::: SOURCE INFORMATION :::

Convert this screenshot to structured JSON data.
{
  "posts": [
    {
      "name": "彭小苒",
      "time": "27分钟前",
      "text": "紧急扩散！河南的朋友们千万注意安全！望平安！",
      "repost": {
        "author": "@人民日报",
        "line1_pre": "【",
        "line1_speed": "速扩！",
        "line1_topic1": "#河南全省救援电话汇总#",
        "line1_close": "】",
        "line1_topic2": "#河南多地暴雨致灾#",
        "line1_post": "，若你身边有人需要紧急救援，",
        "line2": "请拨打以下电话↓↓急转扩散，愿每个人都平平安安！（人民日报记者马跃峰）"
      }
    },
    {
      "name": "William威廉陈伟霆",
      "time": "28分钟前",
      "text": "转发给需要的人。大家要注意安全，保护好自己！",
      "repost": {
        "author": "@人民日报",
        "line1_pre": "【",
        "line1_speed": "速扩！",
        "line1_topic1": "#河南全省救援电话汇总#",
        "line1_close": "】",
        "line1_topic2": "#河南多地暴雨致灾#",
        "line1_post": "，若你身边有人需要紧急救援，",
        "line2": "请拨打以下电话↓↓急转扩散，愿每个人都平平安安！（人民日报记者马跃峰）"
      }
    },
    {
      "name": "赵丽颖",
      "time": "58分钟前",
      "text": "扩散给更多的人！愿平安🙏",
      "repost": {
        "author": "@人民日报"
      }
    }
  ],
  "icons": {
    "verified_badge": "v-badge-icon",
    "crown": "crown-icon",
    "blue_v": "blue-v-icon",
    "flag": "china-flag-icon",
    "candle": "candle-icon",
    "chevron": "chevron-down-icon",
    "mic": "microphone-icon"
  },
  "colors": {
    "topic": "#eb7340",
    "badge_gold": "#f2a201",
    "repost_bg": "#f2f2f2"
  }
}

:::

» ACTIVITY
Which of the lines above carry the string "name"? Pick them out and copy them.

» RESULT OF THIS EXERCISE
      "name": "彭小苒",
      "name": "William威廉陈伟霆",
      "name": "赵丽颖",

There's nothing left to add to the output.